Fowler was already on his way to Houston. How O’Dowd benefitted exactly from throwing his outgoing player under the bus isn’t clear, but he took a fair amount of heat for what many considered to be a gratuitous shot.

Before that, there was the bizarre scene in San Diego in which a clearly rattled Ubaldo Jimenez was forced to take the mound for a game against the Padres, even as he knew the paperwork was being signed for him to be traded to Cleveland. The result was one inning in which Jimenez surrendered four runs on two hits and four walks while throwing 45 pitches before being pulled from the game he never should have entered.

There were even allusions to “bad apples” when the club dropped Garrett Atkins, Ty Wigginton and others throughout the years.

Taken individually, most (if not all) of these incidents could be chalked up to miscommunication, misrepresentation of quotes, or just a lapse in judgment. Listed out on a timeline, however, it looks like a legacy of scorched earth on players who dared to demand more from the organization.

Tulo doesn’t seem to harbor ill will over the situation, and in all fairness to general manager Jeff Bridich, he wasn’t in a position to do anything about those previous mishaps. But as the club moves forward, hopefully the powers that be will start paying closer attention to what their players think, and not just treat it as the opinion of another clueless dissenter.

“I don’t know any of these dudes we got,” Nolan Arenado said of the trade. “But I think if we were going to trade Tulo, I would think it would be for an ace, an established veteran pitcher. Obviously we are starting to rebuild from the ground up.”

Arenado is the new face of the franchise. Will his dissenting opinion be viewed as valuable, or simply the angry words of an oblivious player who doesn’t know how these things work?

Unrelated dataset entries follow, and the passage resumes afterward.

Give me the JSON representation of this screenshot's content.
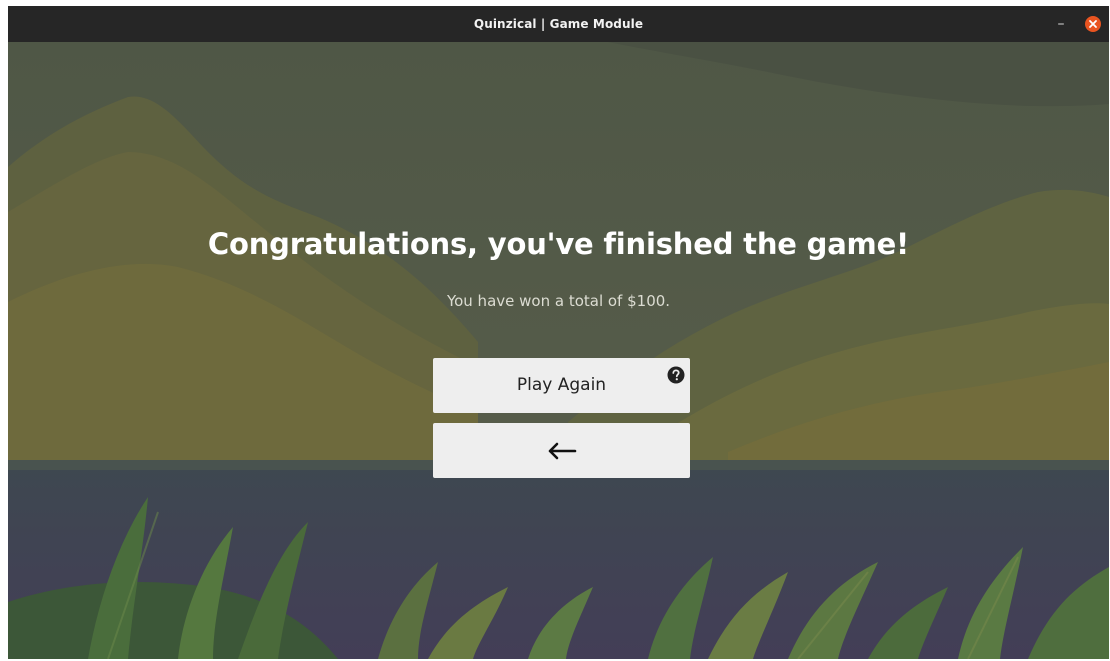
{
  "window": {
    "title": "Quinzical | Game Module",
    "minimize_glyph": "–",
    "close_icon": "close-icon",
    "close_color": "#e95420"
  },
  "game_over": {
    "heading": "Congratulations, you've finished the game!",
    "winnings_text": "You have won a total of $100."
  },
  "buttons": {
    "play_again_label": "Play Again",
    "help_icon": "question-circle-icon",
    "back_icon": "arrow-left-icon"
  },
  "colors": {
    "button_bg": "#eeeeee",
    "heading": "#ffffff",
    "subtext": "#dcdcd2"
  }
}
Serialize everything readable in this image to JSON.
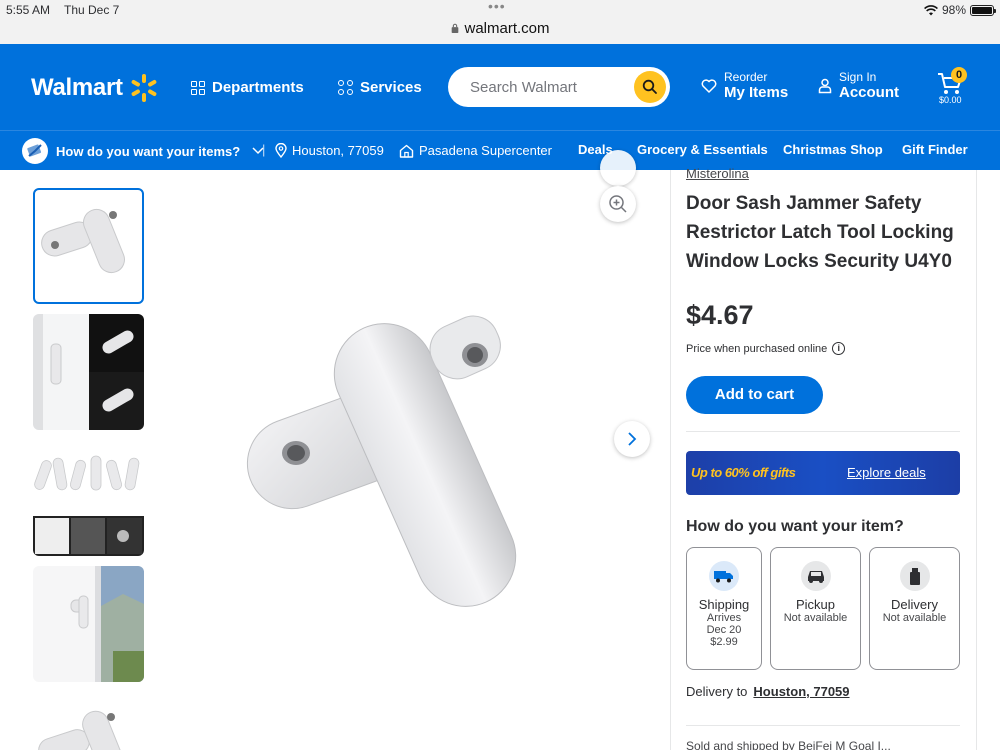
{
  "status_bar": {
    "time": "5:55 AM",
    "date": "Thu Dec 7",
    "battery": "98%"
  },
  "url_bar": {
    "domain": "walmart.com"
  },
  "header": {
    "logo": "Walmart",
    "departments": "Departments",
    "services": "Services",
    "search_placeholder": "Search Walmart",
    "reorder_small": "Reorder",
    "reorder_big": "My Items",
    "signin_small": "Sign In",
    "signin_big": "Account",
    "cart_count": "0",
    "cart_total": "$0.00"
  },
  "subnav": {
    "question": "How do you want your items?",
    "location": "Houston, 77059",
    "store": "Pasadena Supercenter",
    "links": [
      "Deals",
      "Grocery & Essentials",
      "Christmas Shop",
      "Gift Finder"
    ]
  },
  "product": {
    "brand": "Misterolina",
    "title": "Door Sash Jammer Safety Restrictor Latch Tool Locking Window Locks Security U4Y0",
    "price": "$4.67",
    "price_note": "Price when purchased online",
    "add_to_cart": "Add to cart"
  },
  "promo": {
    "text": "Up to 60% off gifts",
    "link": "Explore deals"
  },
  "fulfillment": {
    "heading": "How do you want your item?",
    "options": [
      {
        "name": "Shipping",
        "line1": "Arrives",
        "line2": "Dec 20",
        "line3": "$2.99"
      },
      {
        "name": "Pickup",
        "line1": "Not available",
        "line2": "",
        "line3": ""
      },
      {
        "name": "Delivery",
        "line1": "Not available",
        "line2": "",
        "line3": ""
      }
    ],
    "delivery_label": "Delivery to",
    "delivery_location": "Houston, 77059",
    "seller_line": "Sold and shipped by BeiFei M Goal I..."
  },
  "colors": {
    "brand_blue": "#0071dc",
    "spark_yellow": "#ffc220"
  }
}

If it’s the latter, it will only be a matter of time before Arenado is the next “inevitable” trade.